rose notes . . .

One of my rose bushes has so many blossoms on it this Spring, it is an English climbing rose I planted in the garden for Emma’s fourteenth birthday, when we were in the last stretch living in the tiny house while our house was being rebuilt, and so it is at last established somewhat, with heavy cupped peach colored blossoms so fragrant. I am a real fan of highly fragrant roses, which I inherited from my mother, loving particularly the varietals with fruity scent, because when I pick a small jar of them and bring into the house, they just fill the room with a fragrant simplistic beauty. And this afternoon I made myself a rose “soda” and drank it while calculating notes for a sweater design. From organic rose blossoms, fresh-picked from my garden early this morning while out watering, when it occurred to me to try to steep the petals in sugar syrup, making a rose syrup.
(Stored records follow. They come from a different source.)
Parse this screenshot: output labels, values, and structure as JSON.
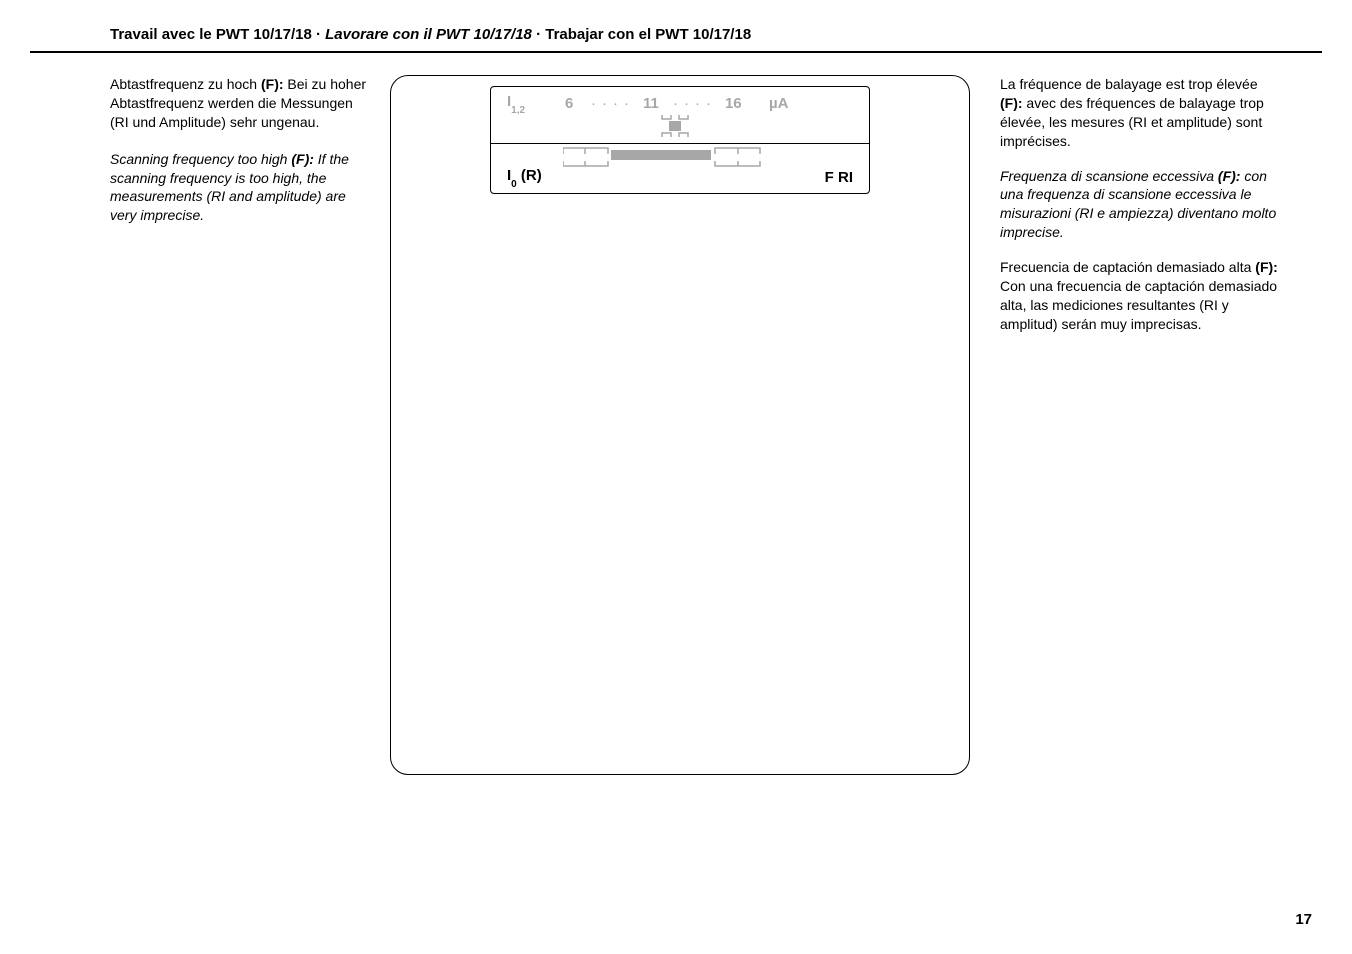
{
  "header": {
    "part_fr": "Travail avec le PWT 10/17/18 · ",
    "part_it": "Lavorare con il PWT 10/17/18",
    "part_es": " · Trabajar con el PWT 10/17/18"
  },
  "left": {
    "de_pre": "Abtastfrequenz zu hoch ",
    "de_bold": "(F):",
    "de_post": " Bei zu hoher Abtastfrequenz werden die Messungen (RI und Amplitude) sehr ungenau.",
    "en_pre": "Scanning frequency too high ",
    "en_bold": "(F):",
    "en_post": " If the scanning frequency is too high, the measurements (RI and amplitude) are very imprecise."
  },
  "display": {
    "i12_label": "I",
    "i12_sub": "1,2",
    "num6": "6",
    "dot_pattern": "····",
    "num11": "11",
    "num16": "16",
    "ua": "µA",
    "i0_label": "I",
    "i0_sub": "0",
    "i0_suffix": " (R)",
    "fri": "F RI"
  },
  "right": {
    "fr_pre": "La fréquence de balayage est trop élevée ",
    "fr_bold": "(F):",
    "fr_post": " avec des fréquences de balayage trop élevée, les mesures (RI et amplitude) sont imprécises.",
    "it_pre": "Frequenza di scansione eccessiva ",
    "it_bold": "(F):",
    "it_post": " con una frequenza di scansione eccessiva le misurazioni (RI e ampiezza) diventano molto imprecise.",
    "es_pre": "Frecuencia de captación demasiado alta ",
    "es_bold": "(F):",
    "es_post": " Con una frecuencia de captación demasiado alta, las mediciones resultantes (RI y amplitud) serán muy imprecisas."
  },
  "page_number": "17"
}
And it doesn’t take long at all, really just a few hours, for its now the late afternoon, and I’m enjoying the most unusual refreshing drink, with delicious rose floral notes. Here’s how I made rose syrup, I hope you try it too:

  1. Pluck petals off of roses, and place fresh petals in a pyrex liquid measure.
  2. Boil up some simple syrup, equal parts water to sugar.
  3. Pour the hot syrup over petals , stir, let steep for at least 4 hours. After a few hours you’ll really begin to taste the rose infusion, its pretty obvious, which always surprises me.
  4. Pour through sieve & funnel into a jar or bottle, and store in the fridge.

Pour a nice sparkling mineral water over ice, and splash a bit of the syrup to taste, and I think you’ll be impressed. I made an experiment with these two bottles of rose petal sugar syrup; one I used fresh petals and strained them out as they turn brown and mushy, but another I took dried petals I saved from a jar I keep in with my spices for cooking, the darker blossoms are a very strong old-fashioned rose scent, and they kept their color quite nicely, so I left them in the bottle, and there’s no question what the syrup is and it won’t be needing a label.  You might be interested in checking out the post years ago when I made rose icecream . . .  Sweet As A Rose from the archives.